Northwestern scientists first discovered these differences in brain activity while studying seven patients with epilepsy who were scheduled for brain surgery. A week prior to surgery, a surgeon implanted electrodes into the patients’ brains in order to identify the origin of their seizures. This allowed scientists to acquire electro-physiological data directly from their brains. The recorded electrical signals showed brain activity fluctuated with breathing. The activity occurs in brain areas where emotions, memory and smells are processed.
This discovery led scientists to ask whether cognitive functions typically associated with these brain areas — in particular fear processing and memory — could also be affected by breathing.
The amygdala is strongly linked to emotional processing, in particular fear-related emotions. So scientists asked about 60 subjects to make rapid decisions on emotional expressions in the lab environment while recording their breathing. Presented with pictures of faces showing expressions of either fear or surprise, the subjects had to indicate, as quickly as they could, which emotion each face was expressing.
When faces were encountered during inhalation, subjects recognized them as fearful more quickly than when faces were encountered during exhalation. This was not true for faces expressing surprise. These effects diminished when subjects performed the same task while breathing through their mouths. Thus the effect was specific to fearful stimuli during nasal breathing only.
In an experiment aimed at assessing memory function — tied to the hippocampus — the same subjects were shown pictures of objects on a computer screen and told to remember them. Later, they were asked to recall those objects. Researchers found that recall was better if the images were encountered during inhalation.
The findings imply that rapid breathing may confer an advantage when someone is in a dangerous situation, Zelano said.
“If you are in a panic state, your breathing rhythm becomes faster,” Zelano said. “As a result you’ll spend proportionally more time inhaling than when in a calm state.

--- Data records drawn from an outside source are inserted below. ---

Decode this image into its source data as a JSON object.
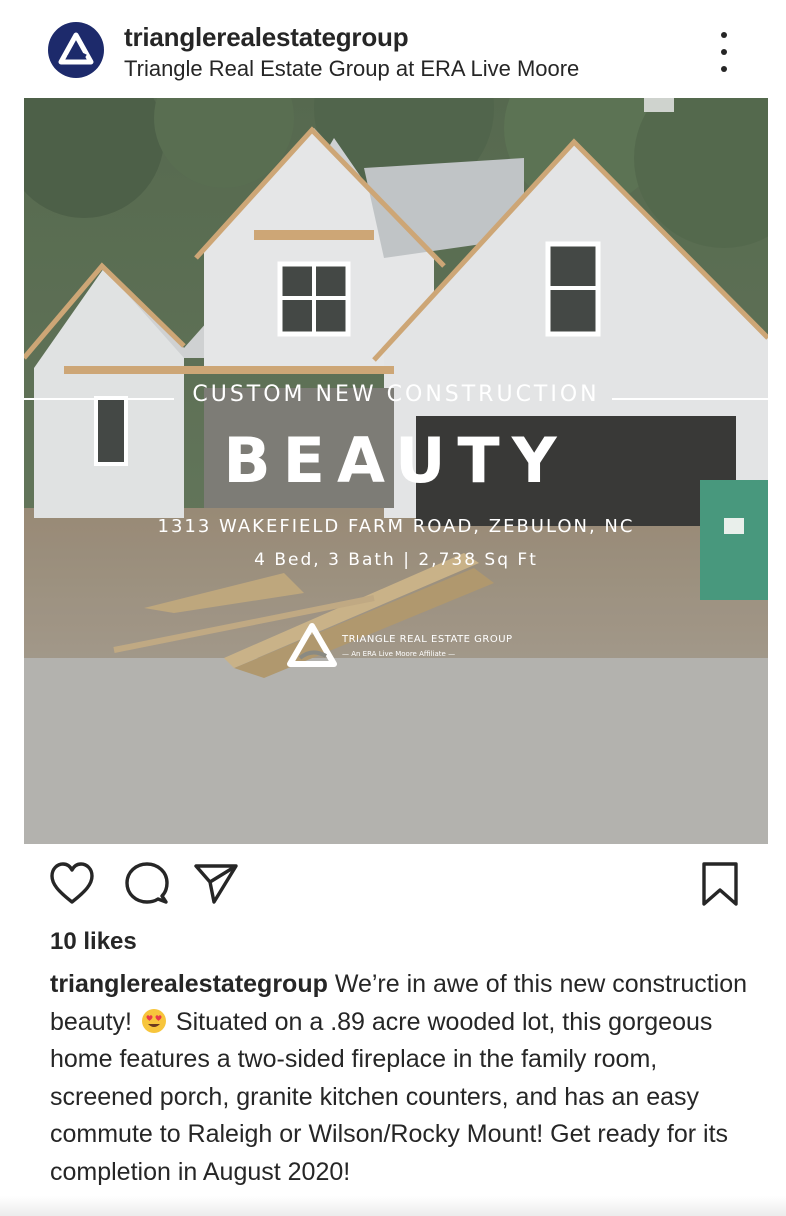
{
  "post": {
    "username": "trianglerealestategroup",
    "location": "Triangle Real Estate Group at ERA Live Moore",
    "image": {
      "overlay_top": "CUSTOM NEW CONSTRUCTION",
      "overlay_main": "BEAUTY",
      "overlay_address": "1313 WAKEFIELD FARM ROAD, ZEBULON, NC",
      "overlay_specs": "4 Bed, 3 Bath | 2,738 Sq Ft",
      "logo_name": "TRIANGLE REAL ESTATE GROUP",
      "logo_sub": "— An ERA Live Moore Affiliate —"
    },
    "likes": "10 likes",
    "caption": {
      "user": "trianglerealestategroup",
      "text_before_emoji": "We’re in awe of this new construction beauty!",
      "emoji": "smiling-face-with-heart-eyes",
      "text_after_emoji": "Situated on a .89 acre wooded lot, this gorgeous home features a two-sided fireplace in the family room, screened porch, granite kitchen counters, and has an easy commute to Raleigh or Wilson/Rocky Mount! Get ready for its completion in August 2020!"
    }
  },
  "icons": {
    "more": "more-options-icon",
    "like": "heart-icon",
    "comment": "comment-icon",
    "share": "paper-plane-icon",
    "save": "bookmark-icon"
  },
  "colors": {
    "text": "#262626",
    "avatar_bg": "#1d2a6b",
    "background": "#ffffff"
  }
}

Thus, our body’s innate response to fear with faster breathing could have a positive impact on brain function and result in faster response times to dangerous stimuli in the environment.”
Another potential insight of the research is on the basic mechanisms of meditation or focused breathing. “When you inhale, you are in a sense synchronizing brain oscillations across the limbic network,” Zelano noted.
Live well my friends during these uncertain days. Take care of yourself and live courageously. Love, Julia
Julia Parsell is a Certified Holistic Health Counselor with an emphasis on the intersection of science and the sacred. She writes from experiences and transformative understandings that have led her to an authentic and peaceful life. She goes by these names: wife, daughter, grandmother, mother, sister, aunt, niece, cousin, and friend. As home educator of her three children, she also developed/ran cafes, and maintained various leadership roles within her community. Her greatest desire is to encourage others to live life fully. Her passions are family, art creation, writing, and trail blazing. She is happily married in Western North Carolina.